DATASET ENTRIES
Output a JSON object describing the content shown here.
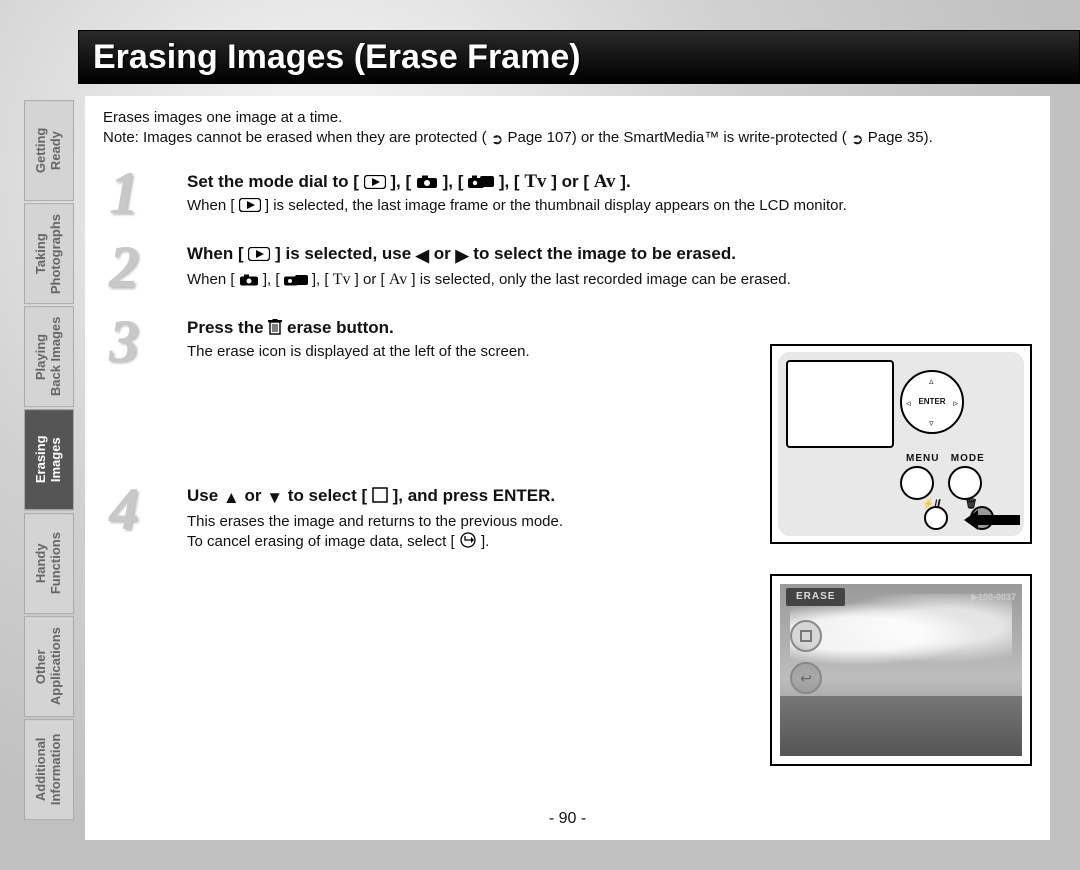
{
  "title": "Erasing Images (Erase Frame)",
  "sidebar": {
    "tabs": [
      {
        "label": "Getting\nReady"
      },
      {
        "label": "Taking\nPhotographs"
      },
      {
        "label": "Playing\nBack Images"
      },
      {
        "label": "Erasing\nImages"
      },
      {
        "label": "Handy\nFunctions"
      },
      {
        "label": "Other\nApplications"
      },
      {
        "label": "Additional\nInformation"
      }
    ],
    "active_index": 3
  },
  "intro": {
    "line1": "Erases images one image at a time.",
    "line2_a": "Note: Images cannot be erased when they are protected (",
    "line2_pageref1": " Page 107) or the SmartMedia™ is write-protected (",
    "line2_pageref2": " Page 35)."
  },
  "steps": {
    "s1": {
      "num": "1",
      "head_a": "Set the mode dial to [ ",
      "head_b": " ], [ ",
      "head_c": " ], [ ",
      "head_d": " ], [ ",
      "tv": "Tv",
      "head_e": " ] or [ ",
      "av": "Av",
      "head_f": " ].",
      "desc_a": "When [ ",
      "desc_b": " ] is selected, the last image frame or the thumbnail display appears on the LCD monitor."
    },
    "s2": {
      "num": "2",
      "head_a": "When [ ",
      "head_b": " ] is selected, use ",
      "head_c": " or ",
      "head_d": " to select the image to be erased.",
      "desc_a": "When [ ",
      "desc_b": " ], [ ",
      "desc_c": " ], [ ",
      "tv": "Tv",
      "desc_d": " ] or [ ",
      "av": "Av",
      "desc_e": " ] is selected, only the last recorded image can be erased."
    },
    "s3": {
      "num": "3",
      "head_a": "Press the ",
      "head_b": " erase button.",
      "desc": "The erase icon is displayed at the left of the screen."
    },
    "s4": {
      "num": "4",
      "head_a": "Use ",
      "head_b": " or ",
      "head_c": " to select [ ",
      "head_d": " ], and press ENTER.",
      "desc_a": "This erases the image and returns to the previous mode.",
      "desc_b_a": "To cancel erasing of image data, select [ ",
      "desc_b_b": " ]."
    }
  },
  "camera": {
    "enter": "ENTER",
    "menu": "MENU",
    "mode": "MODE",
    "flash_info": "⚡/𝒊",
    "trash": "🗑"
  },
  "lcd": {
    "erase_label": "ERASE",
    "frame_label": "▶100-0037"
  },
  "page_number": "- 90 -"
}
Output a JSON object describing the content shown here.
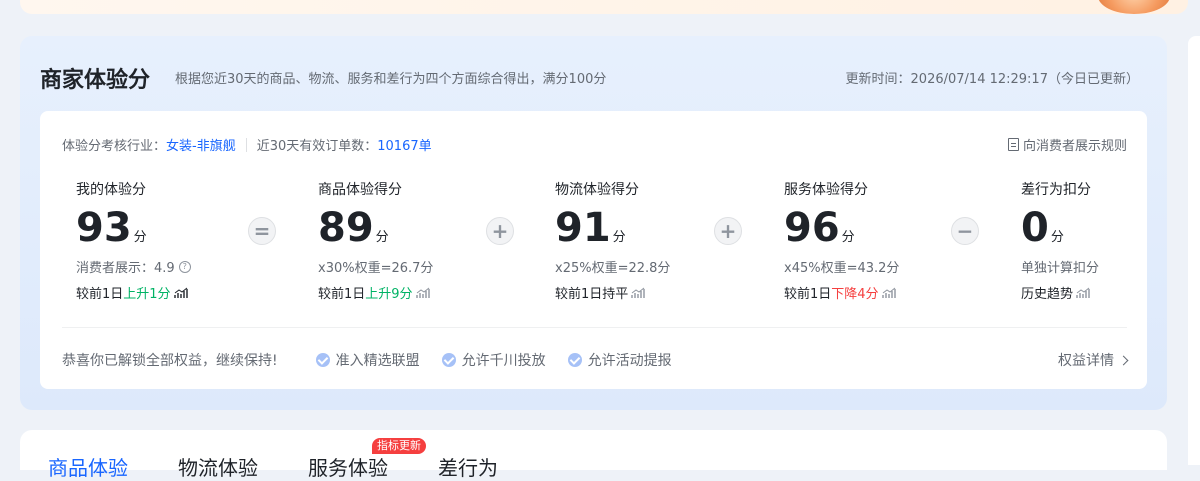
{
  "card": {
    "title": "商家体验分",
    "subtitle": "根据您近30天的商品、物流、服务和差行为四个方面综合得出，满分100分",
    "update_label": "更新时间：",
    "update_time": "2026/07/14 12:29:17",
    "update_note": "（今日已更新）"
  },
  "meta": {
    "industry_label": "体验分考核行业：",
    "industry_value": "女装-非旗舰",
    "orders_label": "近30天有效订单数：",
    "orders_value": "10167单",
    "rule_link": "向消费者展示规则"
  },
  "scores": {
    "mine": {
      "label": "我的体验分",
      "value": "93",
      "unit": "分",
      "line1": "消费者展示：4.9",
      "compare_prefix": "较前1日",
      "compare_value": "上升1分"
    },
    "product": {
      "label": "商品体验得分",
      "value": "89",
      "unit": "分",
      "line1": "x30%权重=26.7分",
      "compare_prefix": "较前1日",
      "compare_value": "上升9分"
    },
    "logistics": {
      "label": "物流体验得分",
      "value": "91",
      "unit": "分",
      "line1": "x25%权重=22.8分",
      "compare_prefix": "较前1日",
      "compare_value": "持平"
    },
    "service": {
      "label": "服务体验得分",
      "value": "96",
      "unit": "分",
      "line1": "x45%权重=43.2分",
      "compare_prefix": "较前1日",
      "compare_value": "下降4分"
    },
    "bad": {
      "label": "差行为扣分",
      "value": "0",
      "unit": "分",
      "line1": "单独计算扣分",
      "line2": "历史趋势"
    }
  },
  "operators": {
    "equals": "=",
    "plus": "+",
    "minus": "−"
  },
  "benefits": {
    "intro": "恭喜你已解锁全部权益，继续保持!",
    "items": [
      "准入精选联盟",
      "允许千川投放",
      "允许活动提报"
    ],
    "detail_link": "权益详情"
  },
  "tabs": {
    "items": [
      "商品体验",
      "物流体验",
      "服务体验",
      "差行为"
    ],
    "badge": "指标更新"
  },
  "colors": {
    "accent": "#1966ff",
    "up": "#00b365",
    "down": "#f53f3f"
  }
}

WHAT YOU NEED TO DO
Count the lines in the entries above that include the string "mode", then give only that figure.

RESPONSE BOX
3